[[ Dataset records, beginning ]]
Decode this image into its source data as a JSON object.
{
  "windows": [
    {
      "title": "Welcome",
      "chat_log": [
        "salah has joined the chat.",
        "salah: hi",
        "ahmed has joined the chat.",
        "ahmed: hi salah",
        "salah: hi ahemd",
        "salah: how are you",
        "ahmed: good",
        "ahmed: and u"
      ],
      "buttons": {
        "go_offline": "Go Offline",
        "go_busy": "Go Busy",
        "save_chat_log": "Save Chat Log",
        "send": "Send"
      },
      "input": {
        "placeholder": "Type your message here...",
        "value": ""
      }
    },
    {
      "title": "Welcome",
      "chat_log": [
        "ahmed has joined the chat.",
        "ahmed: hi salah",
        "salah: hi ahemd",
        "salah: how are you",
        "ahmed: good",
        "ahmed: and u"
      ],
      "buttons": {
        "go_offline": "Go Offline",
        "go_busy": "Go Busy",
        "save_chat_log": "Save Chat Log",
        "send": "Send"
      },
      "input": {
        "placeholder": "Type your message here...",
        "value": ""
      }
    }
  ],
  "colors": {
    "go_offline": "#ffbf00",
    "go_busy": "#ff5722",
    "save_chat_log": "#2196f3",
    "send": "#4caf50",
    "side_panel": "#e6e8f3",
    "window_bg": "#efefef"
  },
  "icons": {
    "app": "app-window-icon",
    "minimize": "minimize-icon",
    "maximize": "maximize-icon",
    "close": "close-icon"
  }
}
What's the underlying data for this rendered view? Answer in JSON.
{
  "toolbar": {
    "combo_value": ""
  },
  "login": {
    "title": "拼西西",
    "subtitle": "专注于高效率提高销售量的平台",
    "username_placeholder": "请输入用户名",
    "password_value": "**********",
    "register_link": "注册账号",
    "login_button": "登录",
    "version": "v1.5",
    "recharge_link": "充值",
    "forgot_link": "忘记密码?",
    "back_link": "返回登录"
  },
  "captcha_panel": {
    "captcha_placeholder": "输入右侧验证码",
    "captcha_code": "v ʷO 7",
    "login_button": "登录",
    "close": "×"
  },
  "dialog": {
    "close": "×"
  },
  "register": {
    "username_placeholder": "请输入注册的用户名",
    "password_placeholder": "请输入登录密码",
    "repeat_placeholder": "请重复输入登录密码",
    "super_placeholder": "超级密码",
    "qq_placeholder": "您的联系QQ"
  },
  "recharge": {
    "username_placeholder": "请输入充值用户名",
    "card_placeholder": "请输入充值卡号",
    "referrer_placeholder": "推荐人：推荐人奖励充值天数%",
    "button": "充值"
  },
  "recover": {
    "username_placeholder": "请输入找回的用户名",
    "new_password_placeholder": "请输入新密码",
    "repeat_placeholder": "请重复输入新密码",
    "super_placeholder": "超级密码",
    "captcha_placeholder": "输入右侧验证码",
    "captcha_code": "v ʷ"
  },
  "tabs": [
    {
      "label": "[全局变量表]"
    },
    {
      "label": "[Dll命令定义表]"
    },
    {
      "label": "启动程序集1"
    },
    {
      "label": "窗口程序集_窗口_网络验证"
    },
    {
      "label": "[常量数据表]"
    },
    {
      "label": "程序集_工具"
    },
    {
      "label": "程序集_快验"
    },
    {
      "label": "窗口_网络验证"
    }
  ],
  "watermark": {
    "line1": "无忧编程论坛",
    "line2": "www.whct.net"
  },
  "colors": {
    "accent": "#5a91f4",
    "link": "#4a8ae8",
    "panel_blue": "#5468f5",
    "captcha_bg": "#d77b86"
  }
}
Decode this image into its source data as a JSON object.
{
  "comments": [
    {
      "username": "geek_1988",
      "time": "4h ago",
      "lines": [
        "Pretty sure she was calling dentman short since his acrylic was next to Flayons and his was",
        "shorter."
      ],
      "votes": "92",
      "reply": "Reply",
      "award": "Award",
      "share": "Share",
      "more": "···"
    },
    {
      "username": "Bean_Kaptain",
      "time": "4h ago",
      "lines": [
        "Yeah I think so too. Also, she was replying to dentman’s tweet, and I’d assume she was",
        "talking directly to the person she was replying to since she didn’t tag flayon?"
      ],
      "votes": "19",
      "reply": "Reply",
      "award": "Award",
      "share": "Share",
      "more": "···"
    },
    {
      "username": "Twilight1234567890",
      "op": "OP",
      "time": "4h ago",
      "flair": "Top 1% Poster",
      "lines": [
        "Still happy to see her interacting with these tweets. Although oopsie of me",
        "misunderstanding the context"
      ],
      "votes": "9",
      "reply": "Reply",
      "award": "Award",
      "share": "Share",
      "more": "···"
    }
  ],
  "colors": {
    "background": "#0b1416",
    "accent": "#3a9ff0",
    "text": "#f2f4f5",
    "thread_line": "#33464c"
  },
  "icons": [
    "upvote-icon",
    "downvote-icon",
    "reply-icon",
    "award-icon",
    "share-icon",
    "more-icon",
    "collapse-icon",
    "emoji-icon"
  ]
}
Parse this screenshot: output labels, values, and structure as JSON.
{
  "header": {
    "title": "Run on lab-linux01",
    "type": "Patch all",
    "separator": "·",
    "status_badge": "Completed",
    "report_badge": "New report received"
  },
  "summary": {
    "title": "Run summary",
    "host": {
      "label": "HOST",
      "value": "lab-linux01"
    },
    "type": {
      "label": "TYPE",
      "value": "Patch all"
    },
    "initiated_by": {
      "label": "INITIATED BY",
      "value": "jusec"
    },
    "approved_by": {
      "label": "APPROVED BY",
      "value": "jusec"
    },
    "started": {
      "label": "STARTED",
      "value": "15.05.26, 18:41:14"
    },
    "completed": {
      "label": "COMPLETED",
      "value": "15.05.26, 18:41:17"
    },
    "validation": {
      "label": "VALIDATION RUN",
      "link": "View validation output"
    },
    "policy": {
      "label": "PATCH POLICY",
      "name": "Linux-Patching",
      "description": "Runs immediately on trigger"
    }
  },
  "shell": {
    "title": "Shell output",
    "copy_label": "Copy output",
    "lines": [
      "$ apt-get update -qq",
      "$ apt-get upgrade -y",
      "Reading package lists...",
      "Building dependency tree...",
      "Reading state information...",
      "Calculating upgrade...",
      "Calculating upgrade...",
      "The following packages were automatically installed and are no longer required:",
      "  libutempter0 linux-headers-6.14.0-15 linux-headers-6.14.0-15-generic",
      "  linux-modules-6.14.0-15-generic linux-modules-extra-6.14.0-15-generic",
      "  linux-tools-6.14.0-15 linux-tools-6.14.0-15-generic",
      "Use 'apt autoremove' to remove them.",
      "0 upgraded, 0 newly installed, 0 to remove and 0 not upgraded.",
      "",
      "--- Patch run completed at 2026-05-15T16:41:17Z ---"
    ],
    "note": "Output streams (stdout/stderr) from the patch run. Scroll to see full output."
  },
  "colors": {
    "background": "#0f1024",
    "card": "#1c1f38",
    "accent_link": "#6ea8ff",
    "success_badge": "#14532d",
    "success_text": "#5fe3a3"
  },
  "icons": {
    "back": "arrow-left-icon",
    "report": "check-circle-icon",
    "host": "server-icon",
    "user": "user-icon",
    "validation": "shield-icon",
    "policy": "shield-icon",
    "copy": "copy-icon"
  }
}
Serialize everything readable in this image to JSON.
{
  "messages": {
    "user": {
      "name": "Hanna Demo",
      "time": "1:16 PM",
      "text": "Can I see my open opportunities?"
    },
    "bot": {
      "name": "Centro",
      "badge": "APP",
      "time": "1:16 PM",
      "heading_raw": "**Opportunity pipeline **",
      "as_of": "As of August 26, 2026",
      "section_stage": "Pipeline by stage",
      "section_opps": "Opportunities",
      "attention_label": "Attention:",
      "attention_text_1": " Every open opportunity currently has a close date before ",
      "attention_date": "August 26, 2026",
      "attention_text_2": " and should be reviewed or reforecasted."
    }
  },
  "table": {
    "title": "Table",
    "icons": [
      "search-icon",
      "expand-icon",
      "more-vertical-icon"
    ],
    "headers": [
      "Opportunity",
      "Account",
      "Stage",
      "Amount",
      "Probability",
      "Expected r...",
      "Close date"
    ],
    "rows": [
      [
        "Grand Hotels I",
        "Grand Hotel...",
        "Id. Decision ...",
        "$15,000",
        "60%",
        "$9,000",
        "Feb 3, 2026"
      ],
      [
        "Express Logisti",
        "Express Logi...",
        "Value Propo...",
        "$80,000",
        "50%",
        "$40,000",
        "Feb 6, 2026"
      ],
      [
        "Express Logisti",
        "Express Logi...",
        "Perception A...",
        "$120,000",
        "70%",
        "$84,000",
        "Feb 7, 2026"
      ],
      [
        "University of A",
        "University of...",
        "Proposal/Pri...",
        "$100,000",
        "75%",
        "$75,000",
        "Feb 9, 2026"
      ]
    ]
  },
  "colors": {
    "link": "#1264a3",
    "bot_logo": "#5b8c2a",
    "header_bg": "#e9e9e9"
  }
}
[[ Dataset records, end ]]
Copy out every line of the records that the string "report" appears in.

    "report_badge": "New report received"
    "report": "check-circle-icon",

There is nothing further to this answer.